34

What is the difference between mania and schizophrenia?

  • Mania thoughts are often disorganized, abundant, elaborate, and sometimes playful
  • Schizophrenia thoughts are more bland, fragmented, bizarre with affect less intense

35

What is kindling?

  • Like a seizure disorder (once you have one, the easier is is to have another)
    • Low levels of electrical impulses that start with no effect, then seizures in response to the same impulse
    • Eventually spontaneous seizures follow without impulse
  • Bipolar first related to environmental changes, loss, stress, drugs, sleep deprivation
    • Ultimately autonomous cycling

36

What are classic mood stabilizers for bipolar disorders?

  • Lithium
  • Valproic acid
  • Carbamazepine

37

What are some new options for pharmacological management of bipolar disorders?
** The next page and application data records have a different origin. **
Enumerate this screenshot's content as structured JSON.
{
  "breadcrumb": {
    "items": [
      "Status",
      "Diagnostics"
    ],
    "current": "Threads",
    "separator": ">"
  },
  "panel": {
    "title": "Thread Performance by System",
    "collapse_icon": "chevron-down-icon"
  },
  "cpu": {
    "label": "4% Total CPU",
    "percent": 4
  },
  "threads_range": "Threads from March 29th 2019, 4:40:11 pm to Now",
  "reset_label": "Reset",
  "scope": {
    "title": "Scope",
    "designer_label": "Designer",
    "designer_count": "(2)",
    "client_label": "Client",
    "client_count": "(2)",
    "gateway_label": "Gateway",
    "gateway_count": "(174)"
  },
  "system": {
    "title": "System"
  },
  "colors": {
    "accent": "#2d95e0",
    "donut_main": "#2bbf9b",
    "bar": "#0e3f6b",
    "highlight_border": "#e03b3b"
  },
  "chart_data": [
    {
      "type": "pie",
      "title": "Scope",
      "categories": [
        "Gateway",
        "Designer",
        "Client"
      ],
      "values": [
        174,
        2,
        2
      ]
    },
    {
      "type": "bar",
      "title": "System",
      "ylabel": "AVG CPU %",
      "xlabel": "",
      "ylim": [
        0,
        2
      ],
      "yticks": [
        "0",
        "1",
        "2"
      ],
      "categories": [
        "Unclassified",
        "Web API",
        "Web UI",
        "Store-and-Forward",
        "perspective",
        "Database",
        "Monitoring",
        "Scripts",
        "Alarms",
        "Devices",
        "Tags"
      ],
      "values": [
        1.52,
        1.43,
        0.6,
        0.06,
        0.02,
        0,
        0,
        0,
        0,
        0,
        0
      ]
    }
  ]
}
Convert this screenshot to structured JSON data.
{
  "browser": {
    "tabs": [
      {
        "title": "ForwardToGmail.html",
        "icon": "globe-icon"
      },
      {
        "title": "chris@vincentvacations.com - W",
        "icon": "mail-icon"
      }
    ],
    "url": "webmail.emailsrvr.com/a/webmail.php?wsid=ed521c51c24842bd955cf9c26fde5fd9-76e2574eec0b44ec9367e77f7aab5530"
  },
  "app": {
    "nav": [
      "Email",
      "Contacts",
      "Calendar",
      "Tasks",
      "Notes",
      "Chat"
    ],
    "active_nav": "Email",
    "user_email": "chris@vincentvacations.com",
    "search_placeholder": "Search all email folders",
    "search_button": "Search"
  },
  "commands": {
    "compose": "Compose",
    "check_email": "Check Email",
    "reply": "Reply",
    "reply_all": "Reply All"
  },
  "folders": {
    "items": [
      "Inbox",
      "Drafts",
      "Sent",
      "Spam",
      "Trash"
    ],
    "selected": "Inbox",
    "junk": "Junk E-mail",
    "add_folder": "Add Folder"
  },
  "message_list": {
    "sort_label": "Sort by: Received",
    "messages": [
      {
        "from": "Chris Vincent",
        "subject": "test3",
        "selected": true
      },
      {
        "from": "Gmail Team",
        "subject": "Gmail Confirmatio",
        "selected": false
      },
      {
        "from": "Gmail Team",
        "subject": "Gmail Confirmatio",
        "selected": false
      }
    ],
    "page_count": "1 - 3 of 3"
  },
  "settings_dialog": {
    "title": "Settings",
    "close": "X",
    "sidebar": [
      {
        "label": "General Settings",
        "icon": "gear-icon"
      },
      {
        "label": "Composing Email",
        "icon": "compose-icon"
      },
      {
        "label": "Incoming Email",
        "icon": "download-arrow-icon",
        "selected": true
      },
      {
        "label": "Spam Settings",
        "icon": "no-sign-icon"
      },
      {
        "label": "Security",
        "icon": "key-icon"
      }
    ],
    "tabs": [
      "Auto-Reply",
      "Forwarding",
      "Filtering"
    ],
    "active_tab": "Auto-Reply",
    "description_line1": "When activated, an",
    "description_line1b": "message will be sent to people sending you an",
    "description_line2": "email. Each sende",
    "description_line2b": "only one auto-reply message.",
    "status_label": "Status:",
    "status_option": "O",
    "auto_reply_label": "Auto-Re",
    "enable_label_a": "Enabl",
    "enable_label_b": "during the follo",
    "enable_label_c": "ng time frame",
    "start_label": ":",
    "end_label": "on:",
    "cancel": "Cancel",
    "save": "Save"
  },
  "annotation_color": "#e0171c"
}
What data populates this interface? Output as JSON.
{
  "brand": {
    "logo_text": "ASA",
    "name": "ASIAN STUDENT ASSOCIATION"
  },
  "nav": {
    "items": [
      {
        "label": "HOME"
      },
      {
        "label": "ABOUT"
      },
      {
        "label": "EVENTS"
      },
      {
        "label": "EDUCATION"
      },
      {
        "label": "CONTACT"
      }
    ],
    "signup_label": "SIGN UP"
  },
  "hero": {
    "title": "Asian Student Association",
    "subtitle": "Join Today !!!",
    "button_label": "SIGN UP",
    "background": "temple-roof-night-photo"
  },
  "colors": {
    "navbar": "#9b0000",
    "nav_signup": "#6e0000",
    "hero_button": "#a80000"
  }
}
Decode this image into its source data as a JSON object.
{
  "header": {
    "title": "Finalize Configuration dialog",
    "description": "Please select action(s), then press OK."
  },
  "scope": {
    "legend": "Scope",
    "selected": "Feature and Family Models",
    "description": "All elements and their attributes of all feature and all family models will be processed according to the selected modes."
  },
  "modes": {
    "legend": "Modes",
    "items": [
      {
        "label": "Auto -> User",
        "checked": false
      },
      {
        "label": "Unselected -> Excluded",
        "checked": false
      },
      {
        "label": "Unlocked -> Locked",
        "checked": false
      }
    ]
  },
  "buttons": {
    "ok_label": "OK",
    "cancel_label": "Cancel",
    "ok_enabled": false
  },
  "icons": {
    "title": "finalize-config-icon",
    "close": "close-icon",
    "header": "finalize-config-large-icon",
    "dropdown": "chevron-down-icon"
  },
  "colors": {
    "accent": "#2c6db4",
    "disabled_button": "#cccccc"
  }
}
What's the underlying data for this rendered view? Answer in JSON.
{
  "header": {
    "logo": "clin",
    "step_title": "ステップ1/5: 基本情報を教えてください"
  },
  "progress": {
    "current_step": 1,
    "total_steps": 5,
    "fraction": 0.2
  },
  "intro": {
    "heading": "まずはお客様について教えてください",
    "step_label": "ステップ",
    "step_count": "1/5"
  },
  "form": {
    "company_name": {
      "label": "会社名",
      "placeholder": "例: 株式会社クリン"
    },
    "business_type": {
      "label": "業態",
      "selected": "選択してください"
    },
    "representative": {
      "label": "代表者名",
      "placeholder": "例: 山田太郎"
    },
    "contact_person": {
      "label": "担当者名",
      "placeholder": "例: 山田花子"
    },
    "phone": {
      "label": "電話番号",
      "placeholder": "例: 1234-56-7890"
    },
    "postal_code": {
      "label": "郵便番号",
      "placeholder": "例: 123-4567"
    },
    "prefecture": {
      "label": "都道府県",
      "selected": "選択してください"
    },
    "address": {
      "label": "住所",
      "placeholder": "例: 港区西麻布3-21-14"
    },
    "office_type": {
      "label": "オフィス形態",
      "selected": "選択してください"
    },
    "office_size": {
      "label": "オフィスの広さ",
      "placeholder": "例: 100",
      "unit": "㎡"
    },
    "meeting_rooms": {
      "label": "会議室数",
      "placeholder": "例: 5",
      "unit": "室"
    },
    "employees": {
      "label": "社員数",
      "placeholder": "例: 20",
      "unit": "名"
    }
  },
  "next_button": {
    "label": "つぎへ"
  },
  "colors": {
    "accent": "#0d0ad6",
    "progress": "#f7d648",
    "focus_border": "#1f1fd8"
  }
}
  • Aripiprazole, Quetiapine, Risperidone, Ziprasidone, Olanzapine
  • Chlorpromazine (FGA)

38

What is the pharmacological option for treating bipolar-depression?

Fluoxetine-Olanzapine combination

39

What medication is used for maintenence of bipolar disorder and what is a potential risk of using it?

  • Lamotrigine
    • Steven-Johnson syndrome

40

What are the therapeutic levels of Lithium?

0.8 - 1.2 mEq/L (over this amount can be toxic)

41

What is sometimes required at toxic levels of Lithium?

Hemodialysis

42

What are some adverse effects of Lithium?

  • Tremor
  • Sedation
  • Ataxia
  • Aphasia
  • Thyroid enlargement
  • Edema
  • Acneiform skin eruptions
  • Teratogenic: Ebstein anomaly

43

What are the therapeutic levels of Valproate?

50 - 100 μg/mL (over this amount can be toxic)

44

What is the mechanism of action for Lithium?

  • Inosital depletion
  • Glycogen synthase kinase (GSK-3) inhibition
  • Glutamate stabilization

45

What is the mechanism of action for Valproate?

  • Reduction of plasma GABA (GABAeric; increases GABA at cleft)
  • Protein kinase C reduction
  • Glycogen synthase kinase (GSK-3) inhibition

46

What are some adverse effects of Valproate?

  • GI (nausea, vomiting, diarrhea, anorexia)
  • Tremor
  • Sedation
  • Hair loss
  • Pancreatitis (Can kill patient; Black Box Warning)
  • Hepatotoxicity
  • Weight gain
  • Birth defects (Neural tube defects)

47

What is the mechanism of action of Carbamazpine & Oxcarbamazepine?

Voltage gated Na+ and Ca2+ channel blocker

48

What are some adverse effects of Carbamazpine & Oxcarbamazepine?

  • Sedation, dizziness
  • Nausea, vomiting
  • Benign leukopenia
  • Rash
  • Rare Aplastic Anemia, agranulocytosis (do blood work)
  • Steven Johnson Syndrome (Life threatening; very serious)
  • SIADH (syndrome of inappropriate ADH) with hypnaturemia

49

What is the therapeutic levels of Carbamazepine & Oxcarbamazepine?

4 - 12 μg/mL

50

What is the therapeutic levels of Lamotrigine?

None recommended

51

What is the mechanism of action of Lamotrigine?

Voltage gated Na+ and Ca2+ channel blocker

52

What are some adverse effects of Lamotrigine?

  • Sedation, dizziness
  • Nausea, vomiting
  • Benign rash
  • Stevens Johnson Syndrome (Life threatening; very serious)